▸ **What you will do**
State how many lines in the entries below hold the string "footer", and give nothing besides that number.
------------------------------
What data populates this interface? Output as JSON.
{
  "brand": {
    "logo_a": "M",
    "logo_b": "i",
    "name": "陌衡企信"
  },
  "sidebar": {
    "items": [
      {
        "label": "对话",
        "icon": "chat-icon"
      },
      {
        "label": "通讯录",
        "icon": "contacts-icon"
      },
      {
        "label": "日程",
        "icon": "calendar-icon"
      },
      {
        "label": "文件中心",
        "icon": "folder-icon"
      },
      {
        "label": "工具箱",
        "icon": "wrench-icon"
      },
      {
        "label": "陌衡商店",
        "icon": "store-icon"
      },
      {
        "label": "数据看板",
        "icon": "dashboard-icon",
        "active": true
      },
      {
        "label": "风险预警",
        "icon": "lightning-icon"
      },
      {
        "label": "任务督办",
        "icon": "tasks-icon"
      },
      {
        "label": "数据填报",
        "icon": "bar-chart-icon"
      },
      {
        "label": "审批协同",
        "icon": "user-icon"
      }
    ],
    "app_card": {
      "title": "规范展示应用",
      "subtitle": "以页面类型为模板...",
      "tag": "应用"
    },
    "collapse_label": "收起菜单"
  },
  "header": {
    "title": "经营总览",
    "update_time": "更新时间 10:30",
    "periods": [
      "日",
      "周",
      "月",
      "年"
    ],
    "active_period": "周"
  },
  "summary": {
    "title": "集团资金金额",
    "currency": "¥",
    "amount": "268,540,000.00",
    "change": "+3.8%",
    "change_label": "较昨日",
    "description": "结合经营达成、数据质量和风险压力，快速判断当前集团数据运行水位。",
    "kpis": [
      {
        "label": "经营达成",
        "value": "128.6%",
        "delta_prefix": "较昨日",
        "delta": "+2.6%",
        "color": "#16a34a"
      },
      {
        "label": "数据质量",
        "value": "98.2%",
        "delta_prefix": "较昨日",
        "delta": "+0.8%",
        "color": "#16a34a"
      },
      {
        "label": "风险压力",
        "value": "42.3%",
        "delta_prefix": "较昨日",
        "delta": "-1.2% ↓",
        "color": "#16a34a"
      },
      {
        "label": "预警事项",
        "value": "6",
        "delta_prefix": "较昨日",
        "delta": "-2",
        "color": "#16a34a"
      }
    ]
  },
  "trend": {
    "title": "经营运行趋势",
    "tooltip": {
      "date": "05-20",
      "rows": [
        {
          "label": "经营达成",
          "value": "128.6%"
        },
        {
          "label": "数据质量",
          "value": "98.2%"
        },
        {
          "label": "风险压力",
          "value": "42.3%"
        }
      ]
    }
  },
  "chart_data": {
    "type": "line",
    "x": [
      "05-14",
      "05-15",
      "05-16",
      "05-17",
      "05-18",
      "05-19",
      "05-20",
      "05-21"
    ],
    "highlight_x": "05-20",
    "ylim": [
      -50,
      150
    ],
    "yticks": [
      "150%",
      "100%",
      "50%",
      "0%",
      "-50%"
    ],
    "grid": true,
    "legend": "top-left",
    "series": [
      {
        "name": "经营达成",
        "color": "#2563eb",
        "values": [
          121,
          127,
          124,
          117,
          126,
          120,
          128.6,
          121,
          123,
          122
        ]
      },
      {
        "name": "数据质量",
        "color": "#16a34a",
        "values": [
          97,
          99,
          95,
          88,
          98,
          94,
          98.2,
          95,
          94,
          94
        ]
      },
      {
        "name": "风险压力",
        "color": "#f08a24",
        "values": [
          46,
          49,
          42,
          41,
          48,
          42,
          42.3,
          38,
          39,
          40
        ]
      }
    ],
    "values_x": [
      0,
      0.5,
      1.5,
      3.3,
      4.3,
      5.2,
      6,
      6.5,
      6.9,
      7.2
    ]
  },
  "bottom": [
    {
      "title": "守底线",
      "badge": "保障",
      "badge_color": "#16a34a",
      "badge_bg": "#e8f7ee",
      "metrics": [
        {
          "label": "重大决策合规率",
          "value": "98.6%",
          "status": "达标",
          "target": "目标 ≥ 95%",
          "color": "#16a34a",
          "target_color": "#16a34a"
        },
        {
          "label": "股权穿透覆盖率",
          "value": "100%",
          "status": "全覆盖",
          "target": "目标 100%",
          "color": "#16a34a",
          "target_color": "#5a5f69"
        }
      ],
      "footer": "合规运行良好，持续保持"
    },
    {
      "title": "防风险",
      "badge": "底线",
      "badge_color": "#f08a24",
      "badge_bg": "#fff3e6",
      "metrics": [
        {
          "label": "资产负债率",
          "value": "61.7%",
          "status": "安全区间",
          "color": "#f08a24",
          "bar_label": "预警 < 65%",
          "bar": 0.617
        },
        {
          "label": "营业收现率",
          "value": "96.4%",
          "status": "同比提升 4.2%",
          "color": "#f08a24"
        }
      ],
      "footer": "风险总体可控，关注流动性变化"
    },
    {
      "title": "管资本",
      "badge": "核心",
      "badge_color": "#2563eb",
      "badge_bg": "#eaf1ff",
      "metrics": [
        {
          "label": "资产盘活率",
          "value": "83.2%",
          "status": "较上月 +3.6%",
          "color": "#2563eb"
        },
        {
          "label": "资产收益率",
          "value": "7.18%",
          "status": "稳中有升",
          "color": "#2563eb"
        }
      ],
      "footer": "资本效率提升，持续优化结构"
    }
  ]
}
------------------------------
▸ **Written answer**
3